▶ Exercise brief
Copy every line that holds the string "withheld" from the data below.
☆ ☆ ☆ ☆ ☆
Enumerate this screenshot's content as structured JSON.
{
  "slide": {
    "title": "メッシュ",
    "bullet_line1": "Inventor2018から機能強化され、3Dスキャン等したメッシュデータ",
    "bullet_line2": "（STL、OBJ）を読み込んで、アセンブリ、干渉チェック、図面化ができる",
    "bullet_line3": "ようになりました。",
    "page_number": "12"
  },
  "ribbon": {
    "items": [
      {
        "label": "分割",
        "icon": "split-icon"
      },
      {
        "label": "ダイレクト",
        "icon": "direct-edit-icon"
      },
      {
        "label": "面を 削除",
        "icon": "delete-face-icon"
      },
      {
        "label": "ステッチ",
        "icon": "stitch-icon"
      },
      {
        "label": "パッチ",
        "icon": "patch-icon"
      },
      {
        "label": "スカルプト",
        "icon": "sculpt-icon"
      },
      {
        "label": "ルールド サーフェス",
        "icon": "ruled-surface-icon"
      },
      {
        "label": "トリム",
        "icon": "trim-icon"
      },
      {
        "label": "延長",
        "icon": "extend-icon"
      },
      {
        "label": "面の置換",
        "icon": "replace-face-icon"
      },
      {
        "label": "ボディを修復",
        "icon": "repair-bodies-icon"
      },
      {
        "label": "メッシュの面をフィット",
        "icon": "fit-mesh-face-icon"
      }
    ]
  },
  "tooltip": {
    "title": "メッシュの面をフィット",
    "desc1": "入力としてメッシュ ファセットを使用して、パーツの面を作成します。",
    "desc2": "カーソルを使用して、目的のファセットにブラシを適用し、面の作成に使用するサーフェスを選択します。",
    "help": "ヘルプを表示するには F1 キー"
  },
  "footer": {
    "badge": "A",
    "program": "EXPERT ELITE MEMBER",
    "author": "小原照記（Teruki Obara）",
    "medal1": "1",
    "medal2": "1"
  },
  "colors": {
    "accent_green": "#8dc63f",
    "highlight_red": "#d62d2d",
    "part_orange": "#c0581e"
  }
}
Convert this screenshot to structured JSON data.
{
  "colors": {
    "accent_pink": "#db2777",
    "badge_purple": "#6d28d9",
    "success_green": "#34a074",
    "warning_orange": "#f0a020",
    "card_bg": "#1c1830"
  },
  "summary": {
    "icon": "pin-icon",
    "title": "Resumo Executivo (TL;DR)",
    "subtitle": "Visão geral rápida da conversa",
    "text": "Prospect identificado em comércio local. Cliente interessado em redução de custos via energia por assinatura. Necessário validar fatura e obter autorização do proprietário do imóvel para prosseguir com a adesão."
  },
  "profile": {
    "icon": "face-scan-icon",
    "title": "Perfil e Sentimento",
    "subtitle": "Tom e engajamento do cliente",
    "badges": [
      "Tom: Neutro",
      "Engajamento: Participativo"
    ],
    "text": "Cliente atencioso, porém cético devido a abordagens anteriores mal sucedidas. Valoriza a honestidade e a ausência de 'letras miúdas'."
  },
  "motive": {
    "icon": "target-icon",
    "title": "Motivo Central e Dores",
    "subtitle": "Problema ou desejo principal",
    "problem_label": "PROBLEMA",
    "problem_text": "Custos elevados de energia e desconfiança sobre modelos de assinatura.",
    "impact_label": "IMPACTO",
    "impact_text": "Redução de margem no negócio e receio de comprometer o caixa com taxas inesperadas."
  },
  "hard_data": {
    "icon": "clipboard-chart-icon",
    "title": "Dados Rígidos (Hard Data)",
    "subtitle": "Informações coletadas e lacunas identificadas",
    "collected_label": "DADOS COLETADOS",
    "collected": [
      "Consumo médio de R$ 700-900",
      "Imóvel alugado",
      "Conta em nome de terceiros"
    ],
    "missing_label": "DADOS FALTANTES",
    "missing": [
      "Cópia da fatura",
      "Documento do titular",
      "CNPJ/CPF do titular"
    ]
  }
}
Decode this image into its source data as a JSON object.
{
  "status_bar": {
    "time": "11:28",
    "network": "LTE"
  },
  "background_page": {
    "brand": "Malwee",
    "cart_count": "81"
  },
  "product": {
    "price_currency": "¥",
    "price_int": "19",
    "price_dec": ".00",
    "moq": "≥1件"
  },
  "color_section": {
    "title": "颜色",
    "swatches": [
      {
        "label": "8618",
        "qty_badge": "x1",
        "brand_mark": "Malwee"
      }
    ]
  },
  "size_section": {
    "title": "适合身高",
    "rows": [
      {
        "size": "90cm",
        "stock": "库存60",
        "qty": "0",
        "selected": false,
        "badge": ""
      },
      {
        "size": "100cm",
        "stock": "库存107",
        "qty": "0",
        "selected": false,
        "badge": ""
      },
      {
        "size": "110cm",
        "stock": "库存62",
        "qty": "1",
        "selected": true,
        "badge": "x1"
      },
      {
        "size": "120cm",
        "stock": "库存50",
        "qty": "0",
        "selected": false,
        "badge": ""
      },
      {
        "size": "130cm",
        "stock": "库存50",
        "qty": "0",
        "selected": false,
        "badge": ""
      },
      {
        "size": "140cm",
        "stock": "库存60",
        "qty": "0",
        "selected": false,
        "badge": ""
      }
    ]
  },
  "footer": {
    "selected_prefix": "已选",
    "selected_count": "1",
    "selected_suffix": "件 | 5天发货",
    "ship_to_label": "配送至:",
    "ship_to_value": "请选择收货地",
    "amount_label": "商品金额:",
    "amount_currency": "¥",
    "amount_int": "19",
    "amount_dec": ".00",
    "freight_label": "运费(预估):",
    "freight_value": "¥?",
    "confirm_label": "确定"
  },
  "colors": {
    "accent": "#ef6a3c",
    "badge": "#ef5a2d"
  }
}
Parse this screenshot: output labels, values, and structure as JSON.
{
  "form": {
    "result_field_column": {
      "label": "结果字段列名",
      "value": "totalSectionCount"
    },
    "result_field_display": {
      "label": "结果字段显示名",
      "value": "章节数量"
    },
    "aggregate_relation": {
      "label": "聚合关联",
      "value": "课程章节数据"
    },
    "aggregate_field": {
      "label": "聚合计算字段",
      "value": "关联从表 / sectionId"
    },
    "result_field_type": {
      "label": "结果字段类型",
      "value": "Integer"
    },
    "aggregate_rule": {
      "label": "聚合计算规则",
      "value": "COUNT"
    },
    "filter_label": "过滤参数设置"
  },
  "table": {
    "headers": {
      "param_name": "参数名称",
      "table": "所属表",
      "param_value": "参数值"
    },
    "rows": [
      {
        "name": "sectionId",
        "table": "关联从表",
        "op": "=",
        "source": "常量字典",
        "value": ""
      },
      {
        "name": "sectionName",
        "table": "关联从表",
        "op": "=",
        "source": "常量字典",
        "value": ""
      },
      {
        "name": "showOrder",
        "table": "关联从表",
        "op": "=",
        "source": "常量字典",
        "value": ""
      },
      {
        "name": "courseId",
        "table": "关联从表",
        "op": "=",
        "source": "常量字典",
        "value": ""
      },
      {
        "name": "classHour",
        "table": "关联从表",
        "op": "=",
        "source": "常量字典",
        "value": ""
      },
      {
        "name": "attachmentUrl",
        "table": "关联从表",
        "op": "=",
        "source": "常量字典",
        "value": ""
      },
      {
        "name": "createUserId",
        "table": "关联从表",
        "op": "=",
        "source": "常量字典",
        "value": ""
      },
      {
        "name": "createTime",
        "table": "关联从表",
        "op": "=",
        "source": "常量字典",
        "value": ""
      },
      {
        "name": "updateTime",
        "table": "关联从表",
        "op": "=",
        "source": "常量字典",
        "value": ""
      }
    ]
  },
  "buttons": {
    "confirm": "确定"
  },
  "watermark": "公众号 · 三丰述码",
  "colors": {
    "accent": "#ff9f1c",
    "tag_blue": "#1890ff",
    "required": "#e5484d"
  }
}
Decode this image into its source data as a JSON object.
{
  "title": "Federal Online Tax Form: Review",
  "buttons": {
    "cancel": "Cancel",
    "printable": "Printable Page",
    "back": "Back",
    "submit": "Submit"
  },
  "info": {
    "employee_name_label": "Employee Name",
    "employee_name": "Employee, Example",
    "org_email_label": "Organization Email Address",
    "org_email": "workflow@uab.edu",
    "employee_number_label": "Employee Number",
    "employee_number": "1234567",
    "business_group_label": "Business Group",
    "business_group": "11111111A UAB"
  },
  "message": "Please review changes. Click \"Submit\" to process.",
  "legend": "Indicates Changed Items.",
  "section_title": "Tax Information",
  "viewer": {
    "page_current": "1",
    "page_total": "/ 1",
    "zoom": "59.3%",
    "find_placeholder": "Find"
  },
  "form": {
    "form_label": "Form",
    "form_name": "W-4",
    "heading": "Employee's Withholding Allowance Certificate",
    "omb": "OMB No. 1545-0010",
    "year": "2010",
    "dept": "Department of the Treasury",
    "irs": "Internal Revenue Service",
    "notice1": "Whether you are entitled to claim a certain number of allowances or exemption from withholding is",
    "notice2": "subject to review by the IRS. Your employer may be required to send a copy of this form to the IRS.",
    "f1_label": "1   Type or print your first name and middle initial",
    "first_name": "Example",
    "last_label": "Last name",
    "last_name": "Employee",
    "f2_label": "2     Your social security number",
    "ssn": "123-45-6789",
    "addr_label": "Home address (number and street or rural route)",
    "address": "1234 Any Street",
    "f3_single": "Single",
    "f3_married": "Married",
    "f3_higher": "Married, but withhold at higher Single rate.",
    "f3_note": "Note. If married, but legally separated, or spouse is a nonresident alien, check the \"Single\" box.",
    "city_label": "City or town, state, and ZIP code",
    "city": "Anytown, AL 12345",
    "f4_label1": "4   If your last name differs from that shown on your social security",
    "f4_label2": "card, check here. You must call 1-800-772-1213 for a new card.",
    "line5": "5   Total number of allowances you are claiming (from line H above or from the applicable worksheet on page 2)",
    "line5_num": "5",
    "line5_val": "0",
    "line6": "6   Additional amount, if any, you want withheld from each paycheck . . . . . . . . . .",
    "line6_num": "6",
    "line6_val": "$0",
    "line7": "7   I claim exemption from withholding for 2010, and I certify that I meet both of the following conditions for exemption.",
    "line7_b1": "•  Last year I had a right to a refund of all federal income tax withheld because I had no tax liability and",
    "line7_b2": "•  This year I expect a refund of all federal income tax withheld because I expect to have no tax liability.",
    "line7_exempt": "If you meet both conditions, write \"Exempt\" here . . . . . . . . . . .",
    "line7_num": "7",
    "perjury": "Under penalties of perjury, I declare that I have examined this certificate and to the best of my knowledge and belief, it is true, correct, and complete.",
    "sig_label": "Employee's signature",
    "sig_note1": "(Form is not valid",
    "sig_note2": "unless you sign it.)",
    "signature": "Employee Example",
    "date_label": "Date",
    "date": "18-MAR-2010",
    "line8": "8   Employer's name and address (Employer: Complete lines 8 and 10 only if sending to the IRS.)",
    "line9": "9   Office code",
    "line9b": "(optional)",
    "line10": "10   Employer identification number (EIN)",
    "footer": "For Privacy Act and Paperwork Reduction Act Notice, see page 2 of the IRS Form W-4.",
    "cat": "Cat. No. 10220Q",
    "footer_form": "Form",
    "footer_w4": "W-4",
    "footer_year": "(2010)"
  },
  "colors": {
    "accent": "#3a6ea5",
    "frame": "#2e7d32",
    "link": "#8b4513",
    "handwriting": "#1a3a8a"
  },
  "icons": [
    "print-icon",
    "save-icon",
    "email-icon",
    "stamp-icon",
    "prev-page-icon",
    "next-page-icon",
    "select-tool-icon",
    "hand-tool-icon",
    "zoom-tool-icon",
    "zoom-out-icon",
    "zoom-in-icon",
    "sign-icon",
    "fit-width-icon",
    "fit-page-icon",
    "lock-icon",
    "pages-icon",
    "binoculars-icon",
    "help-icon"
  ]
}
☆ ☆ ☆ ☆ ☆
▶ Solved exercise
    "line6": "6   Additional amount, if any, you want withheld from each paycheck . . . . . . . . . .",
    "line7_b1": "•  Last year I had a right to a refund of all federal income tax withheld because I had no tax liability and",
    "line7_b2": "•  This year I expect a refund of all federal income tax withheld because I expect to have no tax liability.",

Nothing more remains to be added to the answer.